Dataset records
____

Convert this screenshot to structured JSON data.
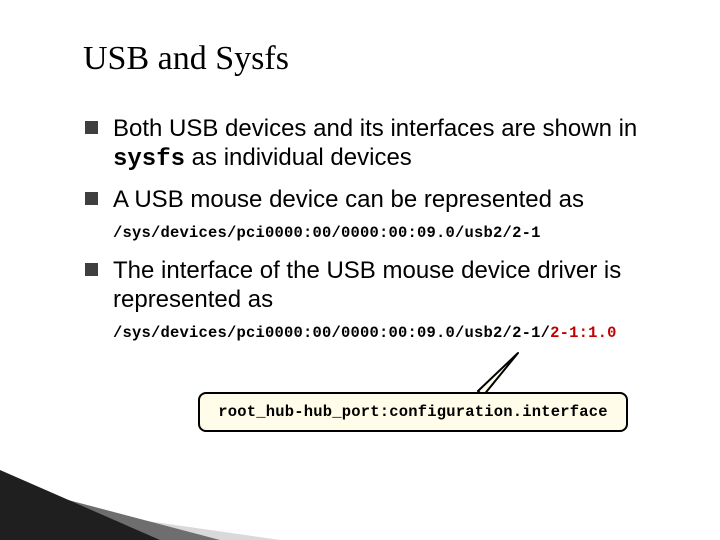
{
  "title": "USB and Sysfs",
  "bullets": {
    "b1_a": "Both USB devices and its interfaces are shown in ",
    "b1_code": "sysfs",
    "b1_b": " as individual devices",
    "b2": "A USB mouse device can be represented as",
    "path1": "/sys/devices/pci0000:00/0000:00:09.0/usb2/2-1",
    "b3": "The interface of the USB mouse device driver is represented as",
    "path2_a": "/sys/devices/pci0000:00/0000:00:09.0/usb2/2-1/",
    "path2_b": "2-1:1.0"
  },
  "callout": "root_hub-hub_port:configuration.interface"
}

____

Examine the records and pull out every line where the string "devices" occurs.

    "b1_a": "Both USB devices and its interfaces are shown in ",
    "b1_b": " as individual devices",
    "path1": "/sys/devices/pci0000:00/0000:00:09.0/usb2/2-1",
    "path2_a": "/sys/devices/pci0000:00/0000:00:09.0/usb2/2-1/",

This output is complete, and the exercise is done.